The wheat-fields and corn-fields of the South and West often suffer severely from the depredations of certain minute bugs, long known there by the name of chinch-bugs, which fortunately have not yet been observed in New England.* It is not improbable, however, that they may spread in this direction, and attack our growing grain and other crops. In anticipation of such a sad event, and to gratify a curiosity that has been expressed concerning these offensive insects, I venture to offer a few remarks upon them. Attention seems early to have been directed to them. They are mentioned in the eleventh volume of Young's “ Annals of Agriculture," published, I believe, about 1788. From this work Messrs. Kirby and Spence probably obtained the following account, contained in the first volume of their interesting “ Introduction to Entomology.” “ America suffers in its wheat and maize from the attack of an insect, which, for what reason I know not, is called the chinch-bug fly. It appears to be apterous, and is said in scent and color to resemble the bed-bug. They travel in immense columns from field to field, like locusts, destroying everything as they proceed; but their injuries are confined to the States south of the 40th degree of north latitude. From this account,” add Kirby and Spence, “the depredator here noticed should belong to the tribe Geocorisa, Latr.; but it seems very difficult to conceive how an insect that lives by suction, and has no mandibles, could destroy these plants so totally.” I have ascertained, from an examination of living specimens, that the chinch-bug is the Lygaus leucopterus, or white-winged Lygæus, described by Mr. Say, in December, 1831, in a rare little pamphlet on the “Heteropterous Hemiptera of North America.” It appears, moreover, to belong to the modern genus Rhyparochromus. In its perfect state it is not apterous, but is provided with wings, and then measures about three twentieths of an inch in length. It is readily distinguished by its white wing-covers, upon each of which there is a short central line and a large marginal oval spot of a black color. The rest of the body is black and downy, except the beak, the legs, the antennæ at base, and the hinder edge of the thorax, which are reddish yellow, and the fore part of the thorax, which has a grayish lustre. The young and wingless individuals are at first bright red, changing with age to brown and black, and are always marked with a white band across the back. It is a mistake that these insects are confined to the States south of the 40th degree; for I have been favored with them by Professor Lathrop, of Beloit College, Wisconsin, and by Dr. Le Baron, of Geneva, Illinois. The latter gentleman had no difficulty in obtaining a sufficient number without going out of his own garden. The eggs of the chinch-bug are laid in the ground, in which the young have been found, in great abundance, at the depth of an inch or more. They make their appearance on wheat about the middle of June, and may be seen in their various stages of growth on all kinds of grain, on corn, and on herds-grass, during the whole summer. Some of them continue alive through the winter in their places of concealment. A very good account of these destructive bugs, with an enlarged figure, will be found in the “ Prairie Farmer," for December, 1845. In the same publication, for September, 1850, there is an excellent description of the chinch-bug, by Dr. Le Baron, who, not being aware that it had been previously named by Mr. Say, called it Rhyparochromus devastator.
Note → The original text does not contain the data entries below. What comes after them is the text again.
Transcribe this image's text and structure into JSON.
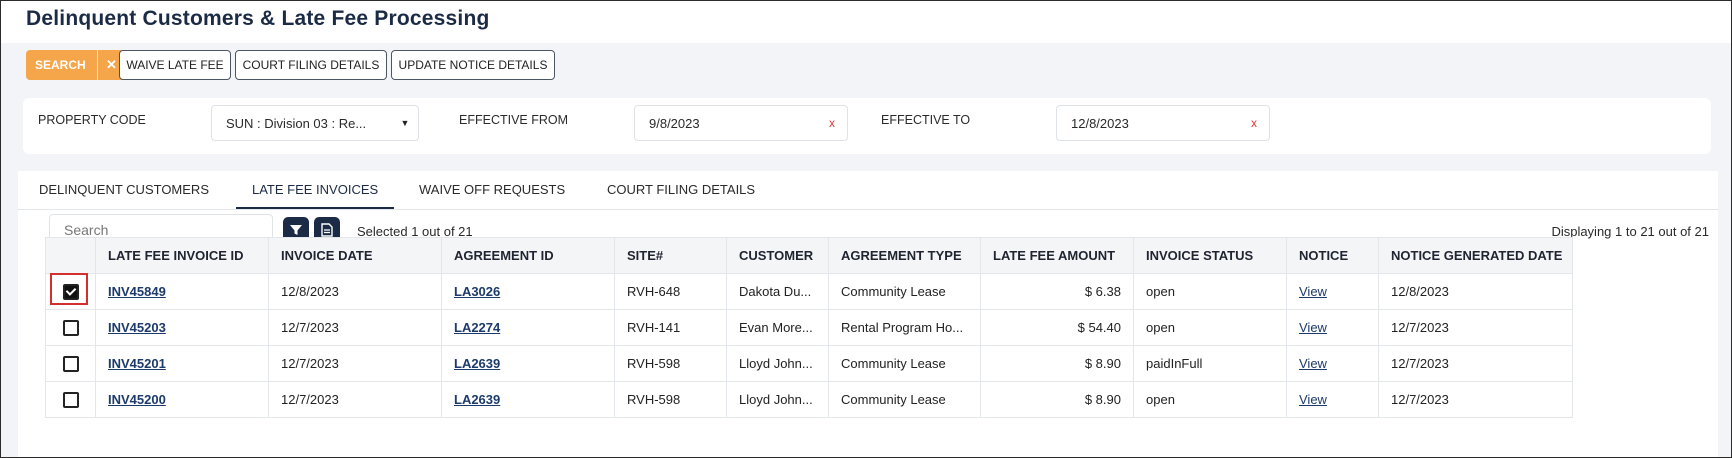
{
  "header": {
    "title": "Delinquent Customers & Late Fee Processing"
  },
  "toolbar": {
    "search_label": "SEARCH",
    "search_clear": "✕",
    "waive_label": "WAIVE LATE FEE",
    "court_label": "COURT FILING DETAILS",
    "notice_label": "UPDATE NOTICE DETAILS"
  },
  "filters": {
    "property_code_label": "PROPERTY CODE",
    "property_code_value": "SUN : Division 03 : Re...",
    "effective_from_label": "EFFECTIVE FROM",
    "effective_from_value": "9/8/2023",
    "effective_to_label": "EFFECTIVE TO",
    "effective_to_value": "12/8/2023",
    "clear_glyph": "x"
  },
  "tabs": [
    {
      "label": "DELINQUENT CUSTOMERS",
      "active": false
    },
    {
      "label": "LATE FEE INVOICES",
      "active": true
    },
    {
      "label": "WAIVE OFF REQUESTS",
      "active": false
    },
    {
      "label": "COURT FILING DETAILS",
      "active": false
    }
  ],
  "grid_tools": {
    "search_placeholder": "Search",
    "selected_text": "Selected 1 out of 21",
    "display_text": "Displaying 1 to 21 out of 21",
    "filter_icon": "filter-icon",
    "export_icon": "export-icon"
  },
  "table": {
    "columns": [
      "LATE FEE INVOICE ID",
      "INVOICE DATE",
      "AGREEMENT ID",
      "SITE#",
      "CUSTOMER",
      "AGREEMENT TYPE",
      "LATE FEE AMOUNT",
      "INVOICE STATUS",
      "NOTICE",
      "NOTICE GENERATED DATE"
    ],
    "rows": [
      {
        "checked": true,
        "invoice_id": "INV45849",
        "invoice_date": "12/8/2023",
        "agreement_id": "LA3026",
        "site": "RVH-648",
        "customer": "Dakota Du...",
        "agreement_type": "Community Lease",
        "amount": "$ 6.38",
        "status": "open",
        "notice": "View",
        "notice_date": "12/8/2023"
      },
      {
        "checked": false,
        "invoice_id": "INV45203",
        "invoice_date": "12/7/2023",
        "agreement_id": "LA2274",
        "site": "RVH-141",
        "customer": "Evan More...",
        "agreement_type": "Rental Program Ho...",
        "amount": "$ 54.40",
        "status": "open",
        "notice": "View",
        "notice_date": "12/7/2023"
      },
      {
        "checked": false,
        "invoice_id": "INV45201",
        "invoice_date": "12/7/2023",
        "agreement_id": "LA2639",
        "site": "RVH-598",
        "customer": "Lloyd John...",
        "agreement_type": "Community Lease",
        "amount": "$ 8.90",
        "status": "paidInFull",
        "notice": "View",
        "notice_date": "12/7/2023"
      },
      {
        "checked": false,
        "invoice_id": "INV45200",
        "invoice_date": "12/7/2023",
        "agreement_id": "LA2639",
        "site": "RVH-598",
        "customer": "Lloyd John...",
        "agreement_type": "Community Lease",
        "amount": "$ 8.90",
        "status": "open",
        "notice": "View",
        "notice_date": "12/7/2023"
      }
    ]
  },
  "colors": {
    "accent": "#f5a54a",
    "navy": "#1c2b45",
    "highlight": "#d32f2f"
  }
}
* While this sheet is passing through the press, I have to record the discovery of one of these bugs in my own garden, on the 17th of June, 1852.
During the summer of 1838, and particularly in the early part of the season, which, it will be recollected, was very dry, our gardens and fields swarmed with immense numbers of little bugs, that attacked almost all kinds of herbaceous plants. My attention was first drawn to them in consequence of the injury sustained by a few dahlias, marigolds, asters, and balsams, with which I had stocked a little border around my house. In the garden of my friends the Messrs. Hovey, at Cambridgeport, I observed, about the same time, that these insects were committing sad havoc, and was informed that various means